African Monarch Lodges, home to Nambwa Tented Lodge and Kazile Island Lodge inside Bwabwata National Park, is the cumulative product of the passion and dedication that its founders, Dusty and Tinolla, have put into its formation.
The lodges are part and parcel of their environment-the most crucial element of their success.
“As lodge owners, we are custodians of the wild. We take this seriously. So when we build, we ensure that the natural environment is our number one priority.”
And so a new effort was born of this need to conserve, protect and give back: The Sijwa Project.
The Sijwa Project is the repurposing and reinventing of all recyclable waste from the African Monarch Lodges in the Zambezi Region of Namibia as well as from the local community into exquisite sellable arts and crafts. Another part is an organic permaculture nursery to supply food for local people and lodge guests. The sandy soil is nourished with composted food waste and super strength worm juice, given another boost by an occasional dollop of elephant dung. Sijwa is also about a cultural village, an artisanal skills training centre, a beehive project, a free-range egg-producing scheme and a junior ranger training venue. Plus it’s an indigenous tree nursery for visitors to offset their carbon footprint. The trees are looked after by a local ‘tree guardian’ to ensure a better chance to survive nibbling goats.
With a boundless passion for everything they put their minds to, Dusty and Tinolla apply a ‘go big or go home’ kind of attitude and the Sijwa Project is no exception.
“This vision is bigger than us – we occupy a tiny space on this planet-but we know The Sijwa Project will make a real difference and be a shining example of Best Practice for sustainability in a wildlife area.”
The Sijwa Project reuses water bottles in an effort to build a better future. Michelle McLean recently visited African Monarch Lodges’ Nambwa Tented Lodge, where she experienced first-hand the impact The Sijwa Project has in the local community.
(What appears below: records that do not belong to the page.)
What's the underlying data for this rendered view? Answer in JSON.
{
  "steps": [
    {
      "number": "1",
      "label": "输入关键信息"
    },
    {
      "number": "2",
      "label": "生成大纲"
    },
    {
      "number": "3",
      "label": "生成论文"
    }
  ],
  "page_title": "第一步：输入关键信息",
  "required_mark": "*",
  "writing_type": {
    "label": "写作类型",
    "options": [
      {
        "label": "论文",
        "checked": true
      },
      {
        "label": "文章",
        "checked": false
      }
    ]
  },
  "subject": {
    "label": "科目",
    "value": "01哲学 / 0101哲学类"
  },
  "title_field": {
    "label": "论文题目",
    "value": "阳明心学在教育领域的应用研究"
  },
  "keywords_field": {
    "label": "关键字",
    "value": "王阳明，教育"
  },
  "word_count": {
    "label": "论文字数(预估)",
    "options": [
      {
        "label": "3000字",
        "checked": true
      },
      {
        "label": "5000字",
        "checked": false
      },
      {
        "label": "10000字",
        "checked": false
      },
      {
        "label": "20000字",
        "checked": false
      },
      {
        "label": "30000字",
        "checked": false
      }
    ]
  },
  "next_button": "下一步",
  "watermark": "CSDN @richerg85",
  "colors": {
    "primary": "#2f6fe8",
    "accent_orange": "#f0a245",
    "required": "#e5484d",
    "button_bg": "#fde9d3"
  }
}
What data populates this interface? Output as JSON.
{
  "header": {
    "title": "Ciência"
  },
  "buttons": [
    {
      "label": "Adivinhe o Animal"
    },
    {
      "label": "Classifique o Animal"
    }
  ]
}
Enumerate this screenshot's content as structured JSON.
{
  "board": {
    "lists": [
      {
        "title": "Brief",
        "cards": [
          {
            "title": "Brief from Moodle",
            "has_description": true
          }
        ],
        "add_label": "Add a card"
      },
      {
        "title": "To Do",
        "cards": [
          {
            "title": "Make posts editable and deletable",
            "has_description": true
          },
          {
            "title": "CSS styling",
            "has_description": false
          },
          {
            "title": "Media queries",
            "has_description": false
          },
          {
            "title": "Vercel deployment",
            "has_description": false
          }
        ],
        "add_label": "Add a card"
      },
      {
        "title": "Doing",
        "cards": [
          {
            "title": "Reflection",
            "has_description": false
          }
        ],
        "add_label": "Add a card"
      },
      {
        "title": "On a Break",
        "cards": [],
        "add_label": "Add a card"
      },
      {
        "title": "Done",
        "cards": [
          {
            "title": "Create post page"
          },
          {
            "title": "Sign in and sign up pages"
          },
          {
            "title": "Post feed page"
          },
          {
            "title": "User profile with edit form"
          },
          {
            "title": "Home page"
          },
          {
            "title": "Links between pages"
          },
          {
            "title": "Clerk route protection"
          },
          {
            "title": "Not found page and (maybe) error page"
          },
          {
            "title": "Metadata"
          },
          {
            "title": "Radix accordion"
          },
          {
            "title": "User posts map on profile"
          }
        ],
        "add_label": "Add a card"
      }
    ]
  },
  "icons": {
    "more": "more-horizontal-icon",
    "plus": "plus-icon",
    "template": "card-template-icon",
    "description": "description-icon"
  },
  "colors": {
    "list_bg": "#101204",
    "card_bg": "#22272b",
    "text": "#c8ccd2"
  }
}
The Recycled Plastic Bottle Project turns empty water bottles into usable building material by simply filling the bottles with other plastic waste and sand. The filled bottles are then placed alongside each other with and cemented with clay from old termite mounds. Furthermore, the project will employ women from the area, training them and providing them with a source of income.